*** Block opens ***
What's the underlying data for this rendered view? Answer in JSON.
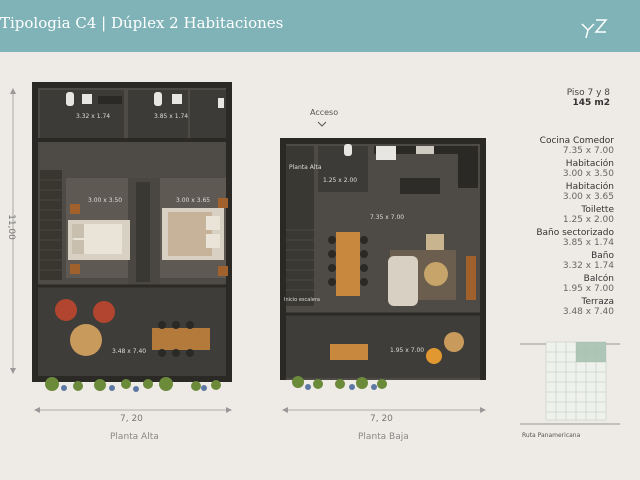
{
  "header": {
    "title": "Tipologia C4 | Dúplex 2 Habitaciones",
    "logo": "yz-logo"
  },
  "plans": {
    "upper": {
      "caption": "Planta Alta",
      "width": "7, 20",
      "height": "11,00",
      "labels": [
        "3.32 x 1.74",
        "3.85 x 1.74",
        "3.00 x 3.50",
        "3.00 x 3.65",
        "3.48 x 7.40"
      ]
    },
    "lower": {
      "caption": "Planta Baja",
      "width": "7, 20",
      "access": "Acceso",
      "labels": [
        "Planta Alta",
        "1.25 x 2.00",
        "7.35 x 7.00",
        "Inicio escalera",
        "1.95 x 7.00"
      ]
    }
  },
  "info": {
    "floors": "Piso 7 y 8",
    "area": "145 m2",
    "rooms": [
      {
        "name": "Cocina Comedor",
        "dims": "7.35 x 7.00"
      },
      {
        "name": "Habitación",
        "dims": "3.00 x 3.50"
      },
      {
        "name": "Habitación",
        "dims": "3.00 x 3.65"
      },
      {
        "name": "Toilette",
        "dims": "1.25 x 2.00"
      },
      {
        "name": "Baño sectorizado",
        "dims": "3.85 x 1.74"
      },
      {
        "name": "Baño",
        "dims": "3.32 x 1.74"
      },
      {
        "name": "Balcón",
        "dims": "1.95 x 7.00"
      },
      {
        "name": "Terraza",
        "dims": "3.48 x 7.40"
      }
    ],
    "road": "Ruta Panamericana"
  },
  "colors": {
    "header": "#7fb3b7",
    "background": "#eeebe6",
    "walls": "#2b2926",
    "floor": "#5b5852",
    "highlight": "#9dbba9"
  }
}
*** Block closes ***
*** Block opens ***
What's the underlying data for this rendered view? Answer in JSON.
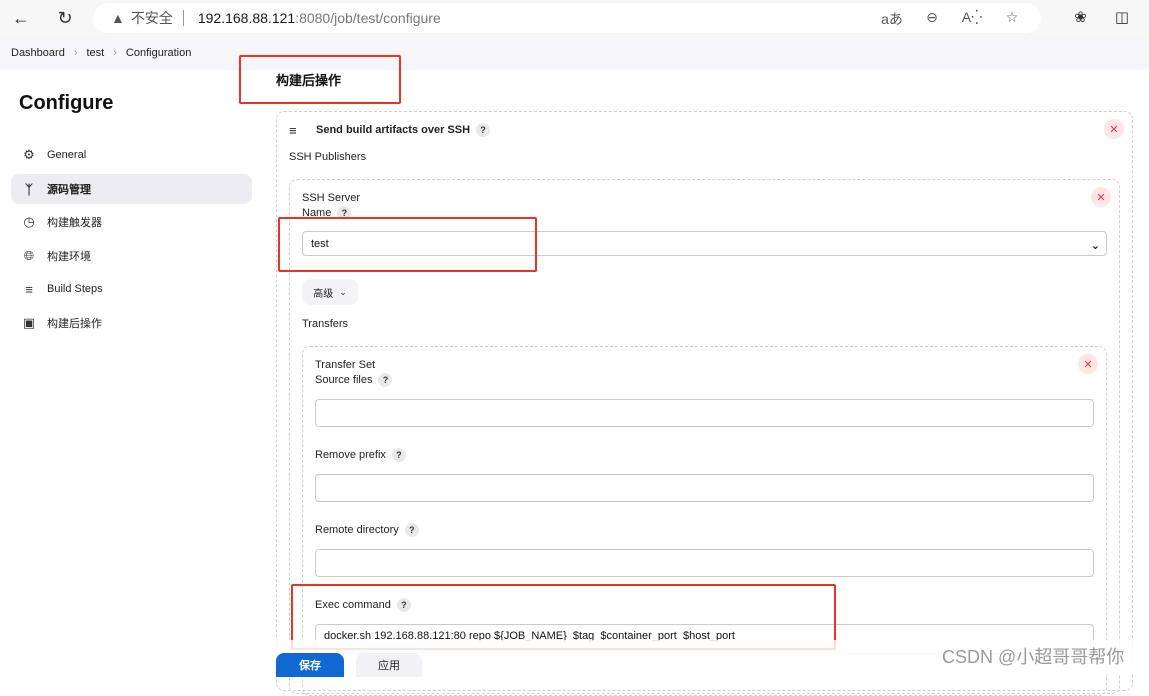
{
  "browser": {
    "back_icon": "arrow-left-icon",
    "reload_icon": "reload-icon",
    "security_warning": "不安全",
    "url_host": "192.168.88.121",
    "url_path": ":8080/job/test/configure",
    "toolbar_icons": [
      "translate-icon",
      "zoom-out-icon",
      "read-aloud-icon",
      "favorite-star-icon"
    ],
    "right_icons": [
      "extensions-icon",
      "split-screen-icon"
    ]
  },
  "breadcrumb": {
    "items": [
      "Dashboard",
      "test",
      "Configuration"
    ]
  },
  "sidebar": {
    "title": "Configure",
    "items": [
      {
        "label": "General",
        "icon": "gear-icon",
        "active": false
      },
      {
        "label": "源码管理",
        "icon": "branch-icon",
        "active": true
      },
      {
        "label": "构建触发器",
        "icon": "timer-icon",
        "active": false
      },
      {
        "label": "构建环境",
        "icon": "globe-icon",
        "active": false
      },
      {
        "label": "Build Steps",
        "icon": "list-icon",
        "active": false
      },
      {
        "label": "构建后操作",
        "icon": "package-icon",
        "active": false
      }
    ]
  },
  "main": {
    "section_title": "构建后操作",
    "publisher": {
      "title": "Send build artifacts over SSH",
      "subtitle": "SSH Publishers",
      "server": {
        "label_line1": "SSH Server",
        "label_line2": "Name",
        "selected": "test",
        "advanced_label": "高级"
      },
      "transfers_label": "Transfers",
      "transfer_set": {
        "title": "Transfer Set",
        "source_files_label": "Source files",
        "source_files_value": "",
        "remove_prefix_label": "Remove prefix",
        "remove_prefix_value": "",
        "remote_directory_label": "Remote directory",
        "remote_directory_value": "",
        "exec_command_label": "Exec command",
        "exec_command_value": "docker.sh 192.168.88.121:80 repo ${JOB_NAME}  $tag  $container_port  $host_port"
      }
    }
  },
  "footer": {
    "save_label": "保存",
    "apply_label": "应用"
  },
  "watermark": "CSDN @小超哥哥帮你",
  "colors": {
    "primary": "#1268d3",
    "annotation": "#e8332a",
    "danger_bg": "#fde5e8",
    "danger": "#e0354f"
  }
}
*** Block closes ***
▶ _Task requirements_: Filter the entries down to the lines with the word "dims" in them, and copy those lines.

▶ _Solution below_:
        "dims": "7.35 x 7.00"
        "dims": "3.00 x 3.50"
        "dims": "3.00 x 3.65"
        "dims": "1.25 x 2.00"
        "dims": "3.85 x 1.74"
        "dims": "3.32 x 1.74"
        "dims": "1.95 x 7.00"
        "dims": "3.48 x 7.40"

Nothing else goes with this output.